Richards Group, the largest advertising agency headquartered in Dallas with about 650 employees, expects to cut staff as the reality of this week’s mass exodus of longtime customers settles to the bottom line. The layoffs followed a revolt over founder Stan Richards’ description of a new idea for ad campaigns as being “too black”
Owen Hannay, CEO of the Dallas-based advertising agency Slingshot, is concerned Richards Group will have to throw “hundreds of employees into an advertising community that can’t absorb them.”
“And it’s just Richards Group, people,” he said. “You start looking at the editing companies, the freelancers, the shooters. … The service side of the advertising business in addition to the agencies will suffer a lot because they can not replace that business. ”
Richard’s 44-year-old running at the helm of his namesake came to a sudden end on Thursday as he effectively fired himself over racially insensitive remarks he made during an internal meeting of about 40 employees.
After his comments were made public, Motel 6 immediately fired the agency and started a week of bleeding that saw half a dozen well-known brands and Salvation Army’s charity sever ties with the company. Many had worked with The Richards Group for decades.
Hannay said it is highly unlikely that a national client such as home improvement dealer Home Depot will hire another Dallas agency.
The client drain could also hit creative businesses that Richards triggered over the years with other advertising professionals, said Leon Banowetz, president and owner of the Dallas advertising agency Banowetz + Co.
Richards separated a multicultural agency called Richards / Lerma with agency veteran Pete Lerma in 2009. Earlier this year, the agency was renamed to just Lerma. Two weeks ago, Richards Group veterans Pete Lempert and Dave Kroencke launched a new consulting group called Richards Venture.
“When something like this happens in a corner of our community, it affects us all,” said Hawkeye Agency CEO Joe DeMiero, describing Dallas’ creative and advertising community as closely cohesive.
Hawkeye has about 250 employees in Dallas and a total of 931 in 22 offices around the United States

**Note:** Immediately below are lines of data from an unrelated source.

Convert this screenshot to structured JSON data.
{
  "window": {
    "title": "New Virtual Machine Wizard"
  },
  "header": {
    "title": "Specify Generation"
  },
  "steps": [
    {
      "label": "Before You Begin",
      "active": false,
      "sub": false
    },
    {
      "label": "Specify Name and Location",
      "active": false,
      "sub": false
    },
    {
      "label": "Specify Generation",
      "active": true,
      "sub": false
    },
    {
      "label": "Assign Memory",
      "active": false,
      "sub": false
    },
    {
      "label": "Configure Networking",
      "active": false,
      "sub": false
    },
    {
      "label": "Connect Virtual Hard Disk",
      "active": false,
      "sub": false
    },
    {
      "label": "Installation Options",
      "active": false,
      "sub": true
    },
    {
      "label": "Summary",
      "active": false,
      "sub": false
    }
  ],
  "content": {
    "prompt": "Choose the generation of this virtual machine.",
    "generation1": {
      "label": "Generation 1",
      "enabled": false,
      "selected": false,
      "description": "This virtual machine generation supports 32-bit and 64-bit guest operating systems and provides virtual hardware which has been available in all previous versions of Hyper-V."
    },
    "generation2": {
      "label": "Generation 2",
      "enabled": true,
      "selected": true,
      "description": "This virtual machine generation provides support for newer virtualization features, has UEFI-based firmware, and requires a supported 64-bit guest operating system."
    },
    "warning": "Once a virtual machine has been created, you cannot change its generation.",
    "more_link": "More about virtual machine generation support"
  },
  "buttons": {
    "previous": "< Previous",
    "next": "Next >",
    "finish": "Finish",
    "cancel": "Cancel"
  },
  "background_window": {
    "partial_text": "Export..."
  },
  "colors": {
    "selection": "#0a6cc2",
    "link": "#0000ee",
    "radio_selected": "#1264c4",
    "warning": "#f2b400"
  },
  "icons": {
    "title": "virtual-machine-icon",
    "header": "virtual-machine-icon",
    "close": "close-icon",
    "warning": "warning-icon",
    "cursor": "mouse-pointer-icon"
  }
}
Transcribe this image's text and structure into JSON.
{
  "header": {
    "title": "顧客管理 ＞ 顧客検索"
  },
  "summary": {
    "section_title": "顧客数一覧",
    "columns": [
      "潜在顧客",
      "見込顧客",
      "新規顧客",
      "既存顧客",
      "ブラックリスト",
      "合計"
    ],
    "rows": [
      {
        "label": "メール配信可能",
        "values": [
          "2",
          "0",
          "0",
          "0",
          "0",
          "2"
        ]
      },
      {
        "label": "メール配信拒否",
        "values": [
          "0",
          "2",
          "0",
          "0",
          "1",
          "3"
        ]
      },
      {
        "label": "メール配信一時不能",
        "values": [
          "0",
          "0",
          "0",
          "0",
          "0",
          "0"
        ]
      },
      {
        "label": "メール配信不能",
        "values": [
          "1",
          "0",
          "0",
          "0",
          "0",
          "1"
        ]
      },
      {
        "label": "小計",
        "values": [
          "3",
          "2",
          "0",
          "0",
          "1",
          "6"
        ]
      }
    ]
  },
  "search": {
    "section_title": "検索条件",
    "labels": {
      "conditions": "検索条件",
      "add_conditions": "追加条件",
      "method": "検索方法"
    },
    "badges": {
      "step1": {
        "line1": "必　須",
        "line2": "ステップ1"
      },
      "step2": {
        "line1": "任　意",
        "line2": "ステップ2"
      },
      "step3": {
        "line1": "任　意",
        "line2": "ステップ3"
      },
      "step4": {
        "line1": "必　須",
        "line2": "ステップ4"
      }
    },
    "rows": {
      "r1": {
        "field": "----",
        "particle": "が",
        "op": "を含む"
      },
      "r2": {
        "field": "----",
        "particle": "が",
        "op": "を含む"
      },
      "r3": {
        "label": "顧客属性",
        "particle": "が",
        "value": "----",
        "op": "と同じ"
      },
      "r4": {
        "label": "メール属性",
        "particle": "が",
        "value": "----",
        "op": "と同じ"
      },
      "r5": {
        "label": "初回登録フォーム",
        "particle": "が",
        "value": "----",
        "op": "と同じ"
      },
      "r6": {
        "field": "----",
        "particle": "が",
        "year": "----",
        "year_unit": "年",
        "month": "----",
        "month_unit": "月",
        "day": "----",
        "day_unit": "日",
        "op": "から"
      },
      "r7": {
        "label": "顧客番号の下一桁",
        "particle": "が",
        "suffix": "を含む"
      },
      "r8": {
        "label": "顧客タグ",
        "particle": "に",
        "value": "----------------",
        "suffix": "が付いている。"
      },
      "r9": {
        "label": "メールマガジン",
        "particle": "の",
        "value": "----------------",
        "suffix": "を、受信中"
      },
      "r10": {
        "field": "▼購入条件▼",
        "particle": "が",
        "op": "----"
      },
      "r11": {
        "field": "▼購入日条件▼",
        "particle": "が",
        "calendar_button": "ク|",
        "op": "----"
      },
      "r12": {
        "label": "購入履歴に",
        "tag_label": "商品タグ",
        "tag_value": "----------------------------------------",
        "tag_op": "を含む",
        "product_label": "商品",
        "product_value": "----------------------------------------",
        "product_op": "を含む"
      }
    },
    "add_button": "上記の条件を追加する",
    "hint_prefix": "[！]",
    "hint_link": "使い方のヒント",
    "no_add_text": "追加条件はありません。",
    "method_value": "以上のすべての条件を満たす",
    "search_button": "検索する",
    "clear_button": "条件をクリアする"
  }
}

In Dallas, it is typical for creative professionals to flow between The Richards Group and Hawkeye during their careers and vice versa, DeMiero said. He said he believes his agency can absorb some Richards employees.
“If there is any silver lining in a terrible situation, it is that more and more customers are demanding that their partner’s values match their values,” DeMiero said.
The 38-year-old director said he has also seen a shift in how large companies view their relationship with advertising agencies.
Hawkeye, one of the largest agencies in Dallas, has added 18 customers to its business during the COVID-19 pandemic and nearly all required data or a commitment to diversity and inclusion, he said.
“Transformation in the creative industry will require the purchasing side to demand it from the supply side, and the supply side strengthens and meets these demands in a way that is proactive,” DeMiero said.
The University of Texas at Austin, where an advertising and public relations school is named after Richards, on Friday issued a registered apology from Richards to the university and its students. He said in the video that he has never tolerated racial accusations and does not tolerate white supremacy, but acknowledged that his remarks were the biggest mistake of his life.
“In that moment, I wiped out years of trust,” he said. “I could hide from this, but I think it’s better to own it.”